Announced today is Azure Databricks Preview which was designed in concert with the founders of Apache Spark. This new service is an Apache Spark-based analytics platform that delivers simple set up, streamlined workflows, and an interactive workspace. More importantly, native integration with Azure SQL Data Warehouse, Azure Storage, Azure Cosmos DB, Azure Active Directory and Power BI which makes it much easier to create a modern data warehouse for self-service analytics.

For Apache fans, this will obviously be good news but the company also announced that there is now a Cassandra API preview for Azure Cosmos DB too. For those that are using the company’s newest database, this delivers Cassandra as-a-service for simplified global distribution with redundancy and SLA-backed services.

If you work with Visual Studio, Visual Studio App center has reached general availability. This product is designed to help developers ship higher quality applications more frequently and can be used by Objective-C, Swift, Android Java, Xamarin and React Native

And for the developer who is looking to improve their collaboration while coding, Visual Studio Live Share is for you. Developers can share projects with teammates, or other developers, to edit and debug the same code in their personalized editor or IDE.

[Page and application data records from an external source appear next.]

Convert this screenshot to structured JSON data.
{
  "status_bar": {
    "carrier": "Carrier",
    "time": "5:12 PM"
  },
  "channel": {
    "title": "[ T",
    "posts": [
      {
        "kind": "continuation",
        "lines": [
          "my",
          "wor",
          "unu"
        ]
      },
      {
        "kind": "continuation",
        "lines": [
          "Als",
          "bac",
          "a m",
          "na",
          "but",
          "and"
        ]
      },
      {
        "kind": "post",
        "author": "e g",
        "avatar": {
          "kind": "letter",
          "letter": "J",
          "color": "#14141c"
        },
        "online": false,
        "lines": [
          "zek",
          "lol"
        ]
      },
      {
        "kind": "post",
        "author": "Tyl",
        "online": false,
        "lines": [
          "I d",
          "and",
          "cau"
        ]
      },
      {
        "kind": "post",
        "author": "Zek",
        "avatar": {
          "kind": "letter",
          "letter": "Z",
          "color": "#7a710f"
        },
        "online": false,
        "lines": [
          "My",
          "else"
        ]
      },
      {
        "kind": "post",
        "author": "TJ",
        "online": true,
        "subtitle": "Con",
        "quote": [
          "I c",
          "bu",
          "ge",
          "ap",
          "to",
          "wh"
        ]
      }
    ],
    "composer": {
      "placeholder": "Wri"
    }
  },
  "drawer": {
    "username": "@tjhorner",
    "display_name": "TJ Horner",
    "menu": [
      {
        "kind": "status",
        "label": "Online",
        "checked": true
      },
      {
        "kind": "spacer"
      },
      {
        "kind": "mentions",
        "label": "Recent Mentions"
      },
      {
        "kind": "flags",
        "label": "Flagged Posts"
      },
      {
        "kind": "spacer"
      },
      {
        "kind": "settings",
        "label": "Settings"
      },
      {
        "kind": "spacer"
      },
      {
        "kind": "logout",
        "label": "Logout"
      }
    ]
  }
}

Microsoft is announcing quite a bit at this event, it’s worth paying attention to the company’s blogs and similar as there are sessions taking place and demos showing off the new features. As for why the company continues to expand its open-source integrations, which was unheard of a decade ago, it’s because they don’t care what technology you are using as long as it is running on Azure.